Dumoulin, one of the smallest riders in the bunch, was overjoyed to have taken his fourth victory of the season, as well as scoring the first, precious UCI WorldTour points for his Cofidis team.

"It's a great personal satisfaction," the Frenchman told L'Equipe. "When you win in front of Contador, Basso, Evans or Menchov, you take a certain pride in it. So if you win twice, you're on cloud nine..."

Dumoulin admitted his second win in Barcelona was unexpected. "Contrary to the stage to Tarragona, which ended in a false flat uphill which suited me well, I thought that this large and perfectly flat finish wouldn't be for me. I start the stage without any pressure and didn't think I'd ask my teammates to work, as they had already done a remarkable job for me during the previous few days. So I just stayed out of the wind and then I saw that Rojas and Cardoso (who finished fourth and fifth) were watching each other. I took the wheel of an Omega rider (Kenny de Haes) and I was able to pass him on the line. I'm happy with my how I did it!"

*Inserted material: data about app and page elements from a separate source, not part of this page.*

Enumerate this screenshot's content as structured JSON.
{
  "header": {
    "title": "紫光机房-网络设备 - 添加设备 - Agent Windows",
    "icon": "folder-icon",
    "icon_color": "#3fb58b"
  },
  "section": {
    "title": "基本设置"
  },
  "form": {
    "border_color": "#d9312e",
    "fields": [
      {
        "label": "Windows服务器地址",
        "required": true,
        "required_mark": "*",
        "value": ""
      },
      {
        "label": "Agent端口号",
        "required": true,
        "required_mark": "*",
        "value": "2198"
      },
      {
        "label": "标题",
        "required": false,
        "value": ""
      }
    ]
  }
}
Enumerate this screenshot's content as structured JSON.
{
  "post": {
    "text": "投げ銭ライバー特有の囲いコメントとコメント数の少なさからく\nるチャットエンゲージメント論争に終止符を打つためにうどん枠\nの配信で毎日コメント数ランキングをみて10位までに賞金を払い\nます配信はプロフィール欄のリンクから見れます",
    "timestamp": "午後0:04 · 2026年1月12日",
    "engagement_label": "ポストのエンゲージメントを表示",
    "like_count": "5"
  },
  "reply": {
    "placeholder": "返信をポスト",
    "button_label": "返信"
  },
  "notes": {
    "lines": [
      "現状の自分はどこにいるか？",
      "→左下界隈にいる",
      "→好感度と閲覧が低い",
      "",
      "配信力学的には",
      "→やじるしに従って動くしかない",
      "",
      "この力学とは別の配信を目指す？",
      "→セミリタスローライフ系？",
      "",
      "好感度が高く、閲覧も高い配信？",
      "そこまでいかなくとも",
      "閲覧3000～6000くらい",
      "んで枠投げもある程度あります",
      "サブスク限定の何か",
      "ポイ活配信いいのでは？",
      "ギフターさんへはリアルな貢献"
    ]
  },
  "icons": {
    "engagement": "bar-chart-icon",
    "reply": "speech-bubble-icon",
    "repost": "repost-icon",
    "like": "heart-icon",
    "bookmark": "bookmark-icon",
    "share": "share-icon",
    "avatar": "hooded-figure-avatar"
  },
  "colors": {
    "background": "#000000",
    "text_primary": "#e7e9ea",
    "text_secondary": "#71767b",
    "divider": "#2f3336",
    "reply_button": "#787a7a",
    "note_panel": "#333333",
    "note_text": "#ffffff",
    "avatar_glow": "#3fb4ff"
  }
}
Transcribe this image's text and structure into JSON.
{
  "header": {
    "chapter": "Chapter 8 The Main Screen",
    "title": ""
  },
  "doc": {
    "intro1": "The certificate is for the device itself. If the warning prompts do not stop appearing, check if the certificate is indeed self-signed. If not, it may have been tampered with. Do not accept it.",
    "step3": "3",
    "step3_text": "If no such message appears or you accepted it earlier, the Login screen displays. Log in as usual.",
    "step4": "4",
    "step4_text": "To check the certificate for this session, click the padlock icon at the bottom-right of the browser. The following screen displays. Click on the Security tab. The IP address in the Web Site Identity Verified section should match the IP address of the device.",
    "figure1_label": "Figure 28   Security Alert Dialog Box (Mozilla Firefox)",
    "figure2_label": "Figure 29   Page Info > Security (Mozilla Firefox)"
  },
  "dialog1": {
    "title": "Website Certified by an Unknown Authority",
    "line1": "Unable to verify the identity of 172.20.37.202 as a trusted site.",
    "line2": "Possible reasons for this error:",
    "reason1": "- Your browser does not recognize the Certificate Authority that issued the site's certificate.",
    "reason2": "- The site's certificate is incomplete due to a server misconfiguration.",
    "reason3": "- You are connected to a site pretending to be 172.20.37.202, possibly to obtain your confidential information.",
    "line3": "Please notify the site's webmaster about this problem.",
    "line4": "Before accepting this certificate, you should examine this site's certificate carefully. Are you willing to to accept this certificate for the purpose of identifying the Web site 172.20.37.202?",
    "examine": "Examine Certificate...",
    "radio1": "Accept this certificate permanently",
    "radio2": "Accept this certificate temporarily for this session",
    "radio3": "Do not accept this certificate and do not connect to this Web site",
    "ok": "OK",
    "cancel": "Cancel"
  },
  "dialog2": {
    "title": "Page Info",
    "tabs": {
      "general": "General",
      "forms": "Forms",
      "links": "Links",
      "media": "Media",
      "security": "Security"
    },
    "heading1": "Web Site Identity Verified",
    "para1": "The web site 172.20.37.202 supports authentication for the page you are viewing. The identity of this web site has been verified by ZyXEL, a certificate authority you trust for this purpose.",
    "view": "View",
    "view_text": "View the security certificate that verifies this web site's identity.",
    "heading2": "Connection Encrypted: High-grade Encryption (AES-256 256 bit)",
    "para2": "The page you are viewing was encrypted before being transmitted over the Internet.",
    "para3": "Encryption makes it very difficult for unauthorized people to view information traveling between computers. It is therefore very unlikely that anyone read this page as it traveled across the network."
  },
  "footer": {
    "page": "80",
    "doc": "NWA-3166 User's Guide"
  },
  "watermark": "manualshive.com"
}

It could be argued that the big-name sprinters did not ride the Volta a  Catalunya. but Dumoulin pointed out that  "every race needs to be won. The race line-up is not important. Besides, it's precisely when the big ones aren't there that you have to win. If you're not able to win when there's nobody else around, it's annoying."

The Frenchman, winner of a Tour de France stage in 2008, has gained precious experience and now feels ready to target more important victories.

"What I'd really like now is to win a big Classic," he said. "Honestly, with the experience I've got now, I'm convinced that I'm able to win Amstel Gold Race one day, and that's not a hollow boast. It suits me really well. Why not this year?"